DESCRIPTION OF THE TASK: Among the entries below, which lines include the string "title"? Show each one.

DATASET CONTENT:
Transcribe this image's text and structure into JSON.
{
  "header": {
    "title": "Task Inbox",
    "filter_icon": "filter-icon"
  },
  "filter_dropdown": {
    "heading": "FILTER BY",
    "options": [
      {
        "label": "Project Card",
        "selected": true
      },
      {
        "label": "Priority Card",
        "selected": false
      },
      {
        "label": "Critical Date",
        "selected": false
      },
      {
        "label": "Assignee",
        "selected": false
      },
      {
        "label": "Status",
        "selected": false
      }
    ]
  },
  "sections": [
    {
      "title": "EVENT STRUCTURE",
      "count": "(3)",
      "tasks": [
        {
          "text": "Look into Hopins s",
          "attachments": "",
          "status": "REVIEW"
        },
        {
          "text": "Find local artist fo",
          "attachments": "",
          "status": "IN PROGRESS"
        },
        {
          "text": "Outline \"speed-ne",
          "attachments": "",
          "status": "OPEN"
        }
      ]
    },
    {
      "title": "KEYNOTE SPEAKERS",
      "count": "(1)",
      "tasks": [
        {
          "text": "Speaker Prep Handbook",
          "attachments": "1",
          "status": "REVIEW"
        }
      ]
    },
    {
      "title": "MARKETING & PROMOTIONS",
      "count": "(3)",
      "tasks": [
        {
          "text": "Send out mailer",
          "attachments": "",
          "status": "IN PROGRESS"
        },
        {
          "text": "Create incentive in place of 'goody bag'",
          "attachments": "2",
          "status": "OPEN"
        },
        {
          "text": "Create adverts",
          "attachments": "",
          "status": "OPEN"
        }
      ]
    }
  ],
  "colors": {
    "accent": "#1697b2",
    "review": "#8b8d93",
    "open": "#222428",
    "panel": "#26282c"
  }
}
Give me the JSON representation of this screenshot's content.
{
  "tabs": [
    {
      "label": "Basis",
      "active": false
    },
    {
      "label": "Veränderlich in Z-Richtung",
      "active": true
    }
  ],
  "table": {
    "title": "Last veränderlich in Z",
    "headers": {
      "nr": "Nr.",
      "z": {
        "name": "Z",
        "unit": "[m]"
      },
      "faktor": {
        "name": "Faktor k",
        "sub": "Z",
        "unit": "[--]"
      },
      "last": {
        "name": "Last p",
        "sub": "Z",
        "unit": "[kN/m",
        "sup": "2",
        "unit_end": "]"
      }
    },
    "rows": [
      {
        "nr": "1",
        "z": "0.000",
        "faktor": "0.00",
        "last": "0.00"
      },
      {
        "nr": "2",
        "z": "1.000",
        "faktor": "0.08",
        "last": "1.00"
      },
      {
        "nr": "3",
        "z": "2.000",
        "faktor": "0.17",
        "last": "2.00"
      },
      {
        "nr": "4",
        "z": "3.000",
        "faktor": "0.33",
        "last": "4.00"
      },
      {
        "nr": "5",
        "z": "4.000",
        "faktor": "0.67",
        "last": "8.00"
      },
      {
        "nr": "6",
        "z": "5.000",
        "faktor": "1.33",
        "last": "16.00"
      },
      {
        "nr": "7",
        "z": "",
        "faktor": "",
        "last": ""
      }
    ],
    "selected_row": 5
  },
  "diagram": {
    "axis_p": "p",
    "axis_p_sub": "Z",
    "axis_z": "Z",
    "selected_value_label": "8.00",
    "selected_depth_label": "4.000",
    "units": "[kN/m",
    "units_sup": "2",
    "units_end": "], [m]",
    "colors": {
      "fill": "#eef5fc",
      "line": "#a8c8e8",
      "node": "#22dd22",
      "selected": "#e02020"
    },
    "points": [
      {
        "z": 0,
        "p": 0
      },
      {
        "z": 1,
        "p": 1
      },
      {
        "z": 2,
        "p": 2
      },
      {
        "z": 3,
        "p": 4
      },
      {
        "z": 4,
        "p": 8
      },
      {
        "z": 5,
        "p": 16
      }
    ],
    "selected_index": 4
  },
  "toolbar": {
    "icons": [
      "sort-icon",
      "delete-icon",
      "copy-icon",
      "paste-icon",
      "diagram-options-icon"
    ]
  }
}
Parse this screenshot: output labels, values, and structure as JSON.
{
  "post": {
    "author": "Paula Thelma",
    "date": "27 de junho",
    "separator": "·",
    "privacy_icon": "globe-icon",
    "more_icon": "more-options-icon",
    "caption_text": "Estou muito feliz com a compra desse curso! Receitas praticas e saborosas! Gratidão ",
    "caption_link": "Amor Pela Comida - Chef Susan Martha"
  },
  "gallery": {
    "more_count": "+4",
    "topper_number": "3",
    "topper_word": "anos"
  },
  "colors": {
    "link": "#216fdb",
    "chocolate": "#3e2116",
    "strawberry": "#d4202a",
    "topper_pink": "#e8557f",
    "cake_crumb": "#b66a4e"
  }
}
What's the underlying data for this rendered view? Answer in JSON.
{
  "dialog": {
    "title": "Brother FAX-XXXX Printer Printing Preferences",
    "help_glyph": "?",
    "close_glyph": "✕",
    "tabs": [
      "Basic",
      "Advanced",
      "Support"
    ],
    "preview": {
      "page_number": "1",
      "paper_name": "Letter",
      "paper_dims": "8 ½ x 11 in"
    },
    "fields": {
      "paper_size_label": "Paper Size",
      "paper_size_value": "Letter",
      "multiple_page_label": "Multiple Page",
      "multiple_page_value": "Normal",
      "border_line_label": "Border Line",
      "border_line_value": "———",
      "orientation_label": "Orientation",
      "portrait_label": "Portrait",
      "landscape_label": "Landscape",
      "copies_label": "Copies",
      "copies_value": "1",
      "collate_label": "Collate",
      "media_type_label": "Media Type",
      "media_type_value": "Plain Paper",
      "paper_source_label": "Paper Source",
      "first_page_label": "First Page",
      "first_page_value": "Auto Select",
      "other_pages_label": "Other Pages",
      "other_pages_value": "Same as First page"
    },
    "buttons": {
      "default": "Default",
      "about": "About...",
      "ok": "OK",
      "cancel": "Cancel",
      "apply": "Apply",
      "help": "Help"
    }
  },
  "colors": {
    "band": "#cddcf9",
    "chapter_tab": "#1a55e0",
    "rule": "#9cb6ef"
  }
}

PROBLEM SOLUTION:
    "title": "Task Inbox",
      "title": "EVENT STRUCTURE",
      "title": "KEYNOTE SPEAKERS",
      "title": "MARKETING & PROMOTIONS",
    "title": "Last veränderlich in Z",
    "title": "Brother FAX-XXXX Printer Printing Preferences",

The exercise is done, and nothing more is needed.